─── DATA EXCERPTS ───
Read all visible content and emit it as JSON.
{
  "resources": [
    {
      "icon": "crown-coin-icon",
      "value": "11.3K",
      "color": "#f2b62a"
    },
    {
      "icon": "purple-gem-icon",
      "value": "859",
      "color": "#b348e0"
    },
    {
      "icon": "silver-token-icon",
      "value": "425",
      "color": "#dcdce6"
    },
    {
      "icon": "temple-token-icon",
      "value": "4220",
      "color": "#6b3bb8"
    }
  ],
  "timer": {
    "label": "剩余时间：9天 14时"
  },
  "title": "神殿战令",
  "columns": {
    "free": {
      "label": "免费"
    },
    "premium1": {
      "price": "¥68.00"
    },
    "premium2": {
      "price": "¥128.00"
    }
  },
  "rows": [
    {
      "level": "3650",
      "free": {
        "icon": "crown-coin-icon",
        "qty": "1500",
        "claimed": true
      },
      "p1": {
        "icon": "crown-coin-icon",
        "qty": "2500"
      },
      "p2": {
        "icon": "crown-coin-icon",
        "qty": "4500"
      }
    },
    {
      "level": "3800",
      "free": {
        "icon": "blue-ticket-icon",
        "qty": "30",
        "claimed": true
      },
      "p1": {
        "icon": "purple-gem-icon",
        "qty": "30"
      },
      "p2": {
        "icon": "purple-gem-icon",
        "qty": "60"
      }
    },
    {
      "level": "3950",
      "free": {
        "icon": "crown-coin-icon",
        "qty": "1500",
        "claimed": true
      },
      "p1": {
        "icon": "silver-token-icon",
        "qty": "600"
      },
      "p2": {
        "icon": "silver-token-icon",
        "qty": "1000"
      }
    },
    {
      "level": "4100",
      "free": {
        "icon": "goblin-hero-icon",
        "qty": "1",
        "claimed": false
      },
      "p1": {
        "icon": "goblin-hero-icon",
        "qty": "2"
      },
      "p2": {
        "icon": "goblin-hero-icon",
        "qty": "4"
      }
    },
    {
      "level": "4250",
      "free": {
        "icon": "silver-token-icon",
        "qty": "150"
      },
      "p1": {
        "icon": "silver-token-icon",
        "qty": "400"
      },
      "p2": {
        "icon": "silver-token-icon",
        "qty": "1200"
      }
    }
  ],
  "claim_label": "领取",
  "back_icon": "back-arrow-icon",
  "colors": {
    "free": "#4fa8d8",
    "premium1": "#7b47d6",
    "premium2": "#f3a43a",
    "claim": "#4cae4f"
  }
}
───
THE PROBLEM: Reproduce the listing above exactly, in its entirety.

RESPONSE TO THIS EXERCISE:
Read all visible content and emit it as JSON.
{
  "resources": [
    {
      "icon": "crown-coin-icon",
      "value": "11.3K",
      "color": "#f2b62a"
    },
    {
      "icon": "purple-gem-icon",
      "value": "859",
      "color": "#b348e0"
    },
    {
      "icon": "silver-token-icon",
      "value": "425",
      "color": "#dcdce6"
    },
    {
      "icon": "temple-token-icon",
      "value": "4220",
      "color": "#6b3bb8"
    }
  ],
  "timer": {
    "label": "剩余时间：9天 14时"
  },
  "title": "神殿战令",
  "columns": {
    "free": {
      "label": "免费"
    },
    "premium1": {
      "price": "¥68.00"
    },
    "premium2": {
      "price": "¥128.00"
    }
  },
  "rows": [
    {
      "level": "3650",
      "free": {
        "icon": "crown-coin-icon",
        "qty": "1500",
        "claimed": true
      },
      "p1": {
        "icon": "crown-coin-icon",
        "qty": "2500"
      },
      "p2": {
        "icon": "crown-coin-icon",
        "qty": "4500"
      }
    },
    {
      "level": "3800",
      "free": {
        "icon": "blue-ticket-icon",
        "qty": "30",
        "claimed": true
      },
      "p1": {
        "icon": "purple-gem-icon",
        "qty": "30"
      },
      "p2": {
        "icon": "purple-gem-icon",
        "qty": "60"
      }
    },
    {
      "level": "3950",
      "free": {
        "icon": "crown-coin-icon",
        "qty": "1500",
        "claimed": true
      },
      "p1": {
        "icon": "silver-token-icon",
        "qty": "600"
      },
      "p2": {
        "icon": "silver-token-icon",
        "qty": "1000"
      }
    },
    {
      "level": "4100",
      "free": {
        "icon": "goblin-hero-icon",
        "qty": "1",
        "claimed": false
      },
      "p1": {
        "icon": "goblin-hero-icon",
        "qty": "2"
      },
      "p2": {
        "icon": "goblin-hero-icon",
        "qty": "4"
      }
    },
    {
      "level": "4250",
      "free": {
        "icon": "silver-token-icon",
        "qty": "150"
      },
      "p1": {
        "icon": "silver-token-icon",
        "qty": "400"
      },
      "p2": {
        "icon": "silver-token-icon",
        "qty": "1200"
      }
    }
  ],
  "claim_label": "领取",
  "back_icon": "back-arrow-icon",
  "colors": {
    "free": "#4fa8d8",
    "premium1": "#7b47d6",
    "premium2": "#f3a43a",
    "claim": "#4cae4f"
  }
}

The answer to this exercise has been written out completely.